Excerpted records =>

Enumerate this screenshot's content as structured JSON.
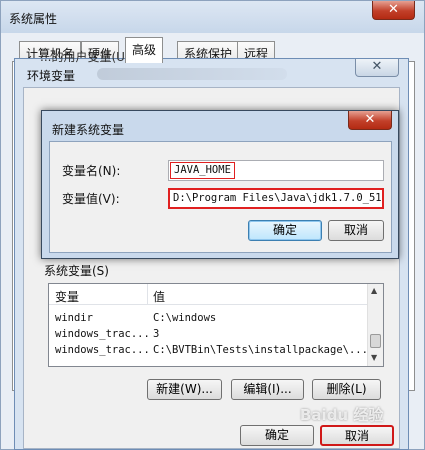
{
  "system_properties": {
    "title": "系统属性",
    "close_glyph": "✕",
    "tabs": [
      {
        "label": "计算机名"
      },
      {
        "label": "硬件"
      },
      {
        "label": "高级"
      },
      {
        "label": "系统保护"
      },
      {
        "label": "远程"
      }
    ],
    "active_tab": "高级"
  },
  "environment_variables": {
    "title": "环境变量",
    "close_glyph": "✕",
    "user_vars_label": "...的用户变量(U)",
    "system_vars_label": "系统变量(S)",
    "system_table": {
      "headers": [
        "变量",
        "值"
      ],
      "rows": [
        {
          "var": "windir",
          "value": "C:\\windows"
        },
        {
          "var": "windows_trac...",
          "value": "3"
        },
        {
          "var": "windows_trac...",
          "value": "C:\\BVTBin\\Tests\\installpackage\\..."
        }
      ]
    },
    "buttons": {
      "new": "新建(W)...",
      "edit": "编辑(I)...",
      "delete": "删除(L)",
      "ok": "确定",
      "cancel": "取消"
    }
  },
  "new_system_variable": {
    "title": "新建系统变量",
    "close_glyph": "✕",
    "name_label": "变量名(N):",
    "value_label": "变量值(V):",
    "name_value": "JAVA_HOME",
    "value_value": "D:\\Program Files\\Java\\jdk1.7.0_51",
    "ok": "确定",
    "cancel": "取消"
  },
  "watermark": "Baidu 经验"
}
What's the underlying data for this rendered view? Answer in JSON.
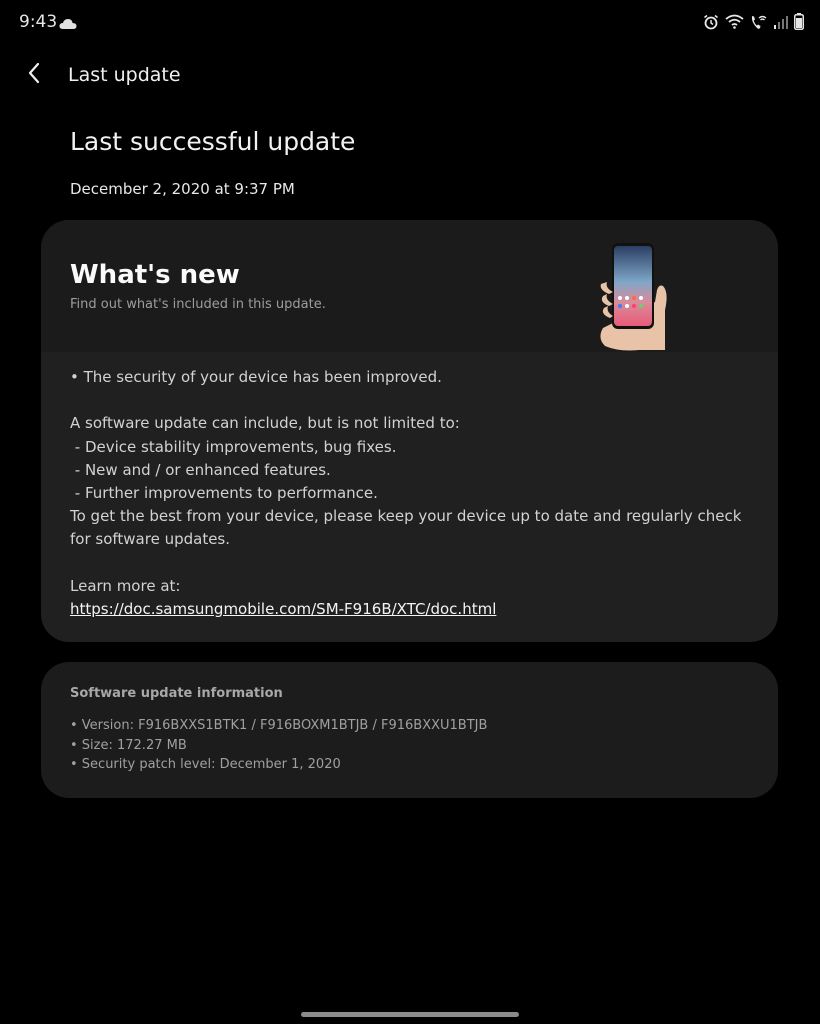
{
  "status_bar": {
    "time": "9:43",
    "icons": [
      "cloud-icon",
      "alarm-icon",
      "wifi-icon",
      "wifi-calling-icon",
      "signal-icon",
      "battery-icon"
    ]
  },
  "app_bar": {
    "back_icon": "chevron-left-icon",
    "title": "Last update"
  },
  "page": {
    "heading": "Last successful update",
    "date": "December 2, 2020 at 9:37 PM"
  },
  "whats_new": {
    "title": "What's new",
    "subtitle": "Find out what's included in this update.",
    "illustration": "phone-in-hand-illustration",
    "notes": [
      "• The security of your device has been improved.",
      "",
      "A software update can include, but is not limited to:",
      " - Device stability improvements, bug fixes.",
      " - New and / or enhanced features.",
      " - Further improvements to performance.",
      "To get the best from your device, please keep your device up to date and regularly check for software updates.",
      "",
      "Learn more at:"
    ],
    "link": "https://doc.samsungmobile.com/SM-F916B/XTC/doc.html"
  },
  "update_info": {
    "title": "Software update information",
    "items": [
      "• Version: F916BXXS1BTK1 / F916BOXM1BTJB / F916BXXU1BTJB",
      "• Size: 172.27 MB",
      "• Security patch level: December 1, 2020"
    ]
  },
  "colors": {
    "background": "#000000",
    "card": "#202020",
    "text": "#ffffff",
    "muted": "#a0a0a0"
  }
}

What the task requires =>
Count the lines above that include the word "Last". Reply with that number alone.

Task solution =>
2